Call for Pricing and Information
2 year Warranty
Extended warranties available
Oceanic Power Systems. Harnessing energy from the ocean.
Tidal, wave, current and thermal ocean power generating systems.
Ask about our range of Oceanic Power Systems.
- Independent seaside living. 40,800 watt-hours per day
- Seaside ranch or farm. 81,600 watt-hours per day
- Small manufacturing. 122,400 watt-hours per day
- Small – medium manufacturing 244,800 watt-hours per day
- Plus sized manufacturing. 489,600 watt-hours per day
iWolf’s oceanic power technologies include: Tidal, Wave, Currents and Thermal.
Our oceanic power systems produce eco-friendly, reliable and sustainable electricity by harnessing energy from the ocean. Kinetic energy is captured from currents, waves, tides using our Hydrokinetic Turbine Generator Units (HTGUs).
Built mostly from compound materials, the HTGU is corrosion resistant in both fresh and salt water. Rotating foils power a gear-less turbine that converts the energy into carbon neutral electricity.
iWolf’s HTGUs generate significant power at comparatively low water speeds. Our HTGU’s modular design makes each system easy to configure to suit different sites and situations. In deeper water, multiple HTGUs can be connected to a single floating berth system, generating up to 3 times as much power.
Tidal power is a form of oceanic power that converts the energy of the rising and falling ocean tides into clean electrical power. Modern tidal turbines technologies extract energy from the tidal currents and streams. Tidal streams are created from the gravitational pull of the moon and sun.
During the rising tide, water will flow past the turbines in the inward direction. This flow will be reversed during the falling tide. Turbines can be deployed individually or in an open-fence typology. These systems do not restrict the flow of water, minimising its environmental impact.
Preliminary assessments of Australia’s tidal resources reveal that while this energy is less abundant than Australia’s surrounding wave resources it is still a very viable and cost effective method of harnessing clean renewable energy.
Waves are generated by the wind as it blows across the surface of the water. Potential energy is transferred from the wind into the motion of the waves. Wave energy converters (WECs) are often used to capture wave energy to generate electricity or desalinate water.
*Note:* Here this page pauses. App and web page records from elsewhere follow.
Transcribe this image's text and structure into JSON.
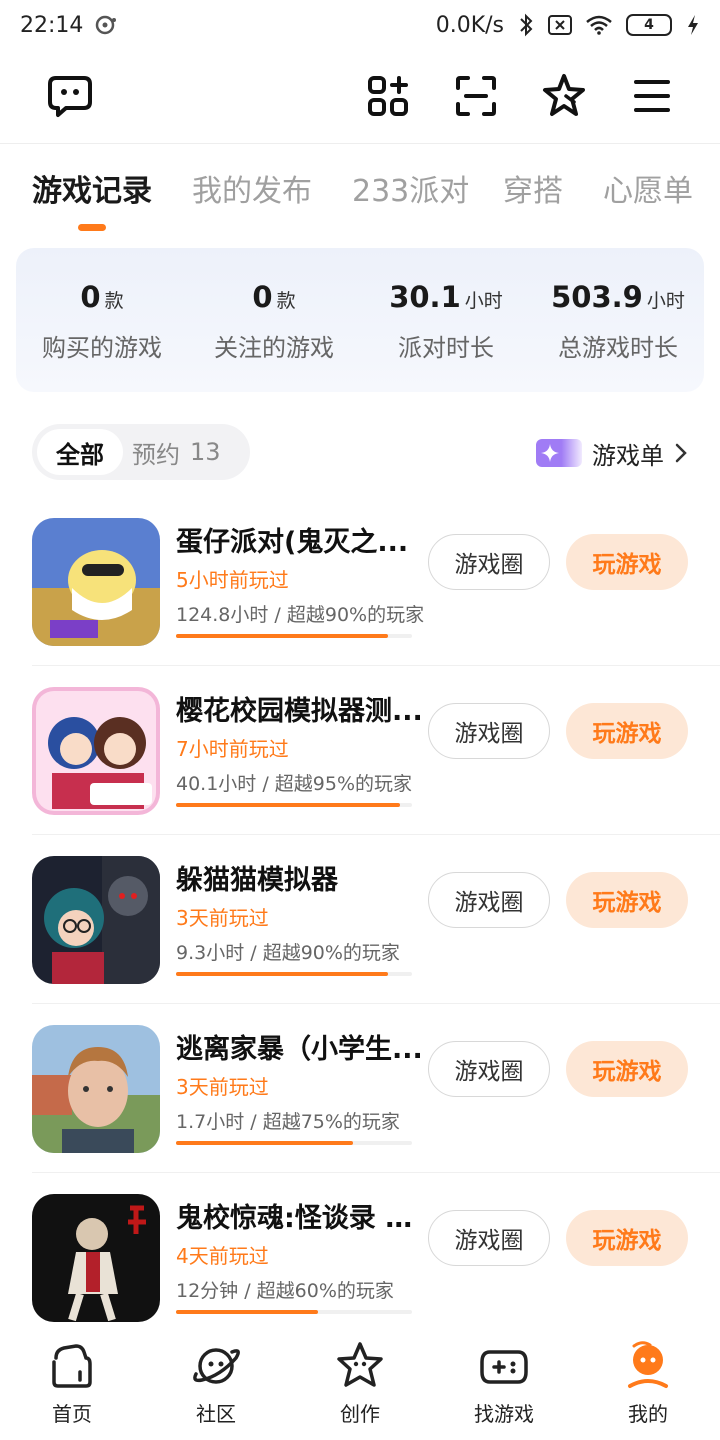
{
  "status_bar": {
    "time": "22:14",
    "net_speed": "0.0K/s",
    "battery": "4"
  },
  "tabs": [
    {
      "label": "游戏记录",
      "active": true
    },
    {
      "label": "我的发布",
      "active": false
    },
    {
      "label": "233派对",
      "active": false
    },
    {
      "label": "穿搭",
      "active": false
    },
    {
      "label": "心愿单",
      "active": false
    }
  ],
  "stats": [
    {
      "value": "0",
      "unit": "款",
      "label": "购买的游戏"
    },
    {
      "value": "0",
      "unit": "款",
      "label": "关注的游戏"
    },
    {
      "value": "30.1",
      "unit": "小时",
      "label": "派对时长"
    },
    {
      "value": "503.9",
      "unit": "小时",
      "label": "总游戏时长"
    }
  ],
  "filters": {
    "all": "全部",
    "reserve_label": "预约",
    "reserve_count": "13",
    "game_list": "游戏单"
  },
  "games": [
    {
      "title": "蛋仔派对(鬼灭之...",
      "played": "5小时前玩过",
      "stats": "124.8小时 / 超越90%的玩家",
      "progress": 0.9,
      "circle": "游戏圈",
      "play": "玩游戏"
    },
    {
      "title": "樱花校园模拟器测...",
      "played": "7小时前玩过",
      "stats": "40.1小时 / 超越95%的玩家",
      "progress": 0.95,
      "circle": "游戏圈",
      "play": "玩游戏"
    },
    {
      "title": "躲猫猫模拟器",
      "played": "3天前玩过",
      "stats": "9.3小时 / 超越90%的玩家",
      "progress": 0.9,
      "circle": "游戏圈",
      "play": "玩游戏"
    },
    {
      "title": "逃离家暴（小学生...",
      "played": "3天前玩过",
      "stats": "1.7小时 / 超越75%的玩家",
      "progress": 0.75,
      "circle": "游戏圈",
      "play": "玩游戏"
    },
    {
      "title": "鬼校惊魂:怪谈录 (...",
      "played": "4天前玩过",
      "stats": "12分钟 / 超越60%的玩家",
      "progress": 0.6,
      "circle": "游戏圈",
      "play": "玩游戏"
    }
  ],
  "bottom_nav": [
    {
      "label": "首页",
      "icon": "home-icon"
    },
    {
      "label": "社区",
      "icon": "community-icon"
    },
    {
      "label": "创作",
      "icon": "create-icon"
    },
    {
      "label": "找游戏",
      "icon": "gamepad-icon"
    },
    {
      "label": "我的",
      "icon": "profile-icon",
      "active": true
    }
  ],
  "colors": {
    "accent": "#ff7a1a",
    "play_button_bg": "#fde7d6"
  }
}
There are several classes of WECs that harness the power of the waves through different means.
Australia has an abundant and generous wave energy resource that is currently being underutilised. It could potentially provide up to 27 per cent of Australia’s energy requirements by the year 2045. As a result of this estimate, Australia’s CSIRO has recently focussed on cultivating Australia’s wave energy resource.
iWolf’s range of “High Yield” WECs are efficient, reliable and offer an excellent “Return on Investment” (ROI).
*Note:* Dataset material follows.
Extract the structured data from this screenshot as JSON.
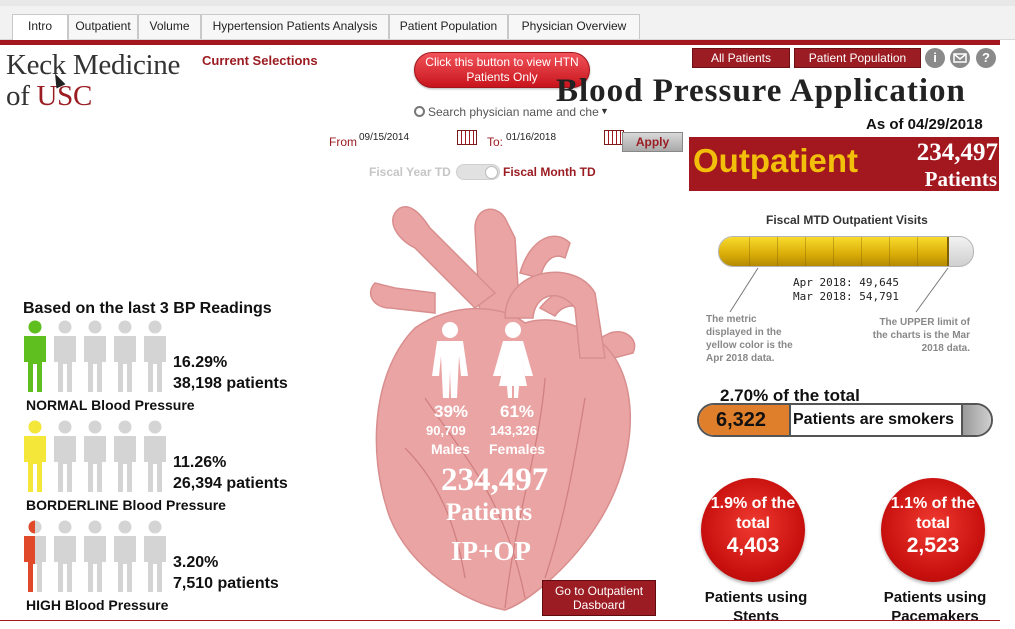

Potential Hazards Vs. iWolf’s WEC safety features.
One important aspect of running a WEC in the real world, is the unpredictability of our environment. The time-based nature, spatial constraints and logistical inconsistencies of Australia’s wide spread wave resource makes the deployment of WEC Turbines both a technical challenge and a very risky business.
To overcome these issues, iWolf has integrated their “River Turbine Stabiliser” technology into their Oceanic Power solutions. Our uniquely structured, buoyant mobile chassis allows the device to be self-deployed and easily retrieved under the guidance of a single operator.
iWolf’s oceanic power systems are designed to be deployed safely, protect marine vessels and preserve the surrounding habitat.
This portable solution is ideal for both shoreline and offshore use.
Driven by the surface winds, and spatial gradients in temperature and salinity, the world’s oceans are in continuous motion. The energy contained within these motions can be captured in similar ways to capturing wind currents or river flow.
Technologies used to extract energy from ocean currents are turbine-type devices that have been adapted to increase their performance under different conditions. Ocean currents surrounding the coastline of Australia, is a huge potential energy resource with unlimited capacity and longevity.
The conversion efficiency of an oceanic current turbine depends mainly on the type of aquatic environment in which it is deployed. Channelled water can be as high as 95% for large installations. Smaller plants with output powers less than 5 MW have efficiencies between 80 and 85 %.
Ocean thermal energy conversion (OTEC) uses warm sea water to vaporise an independent working fluid. The independent working fluid is pressurised into vapour that can turn a turbine. Warm sea water can also be used as the working fluid. This is known as an open cycle system.
Australia’s OTEC resource is limited to the Far North coast of Queensland.
For this reason iWolf Technology Services has no current plans to further develop this technology.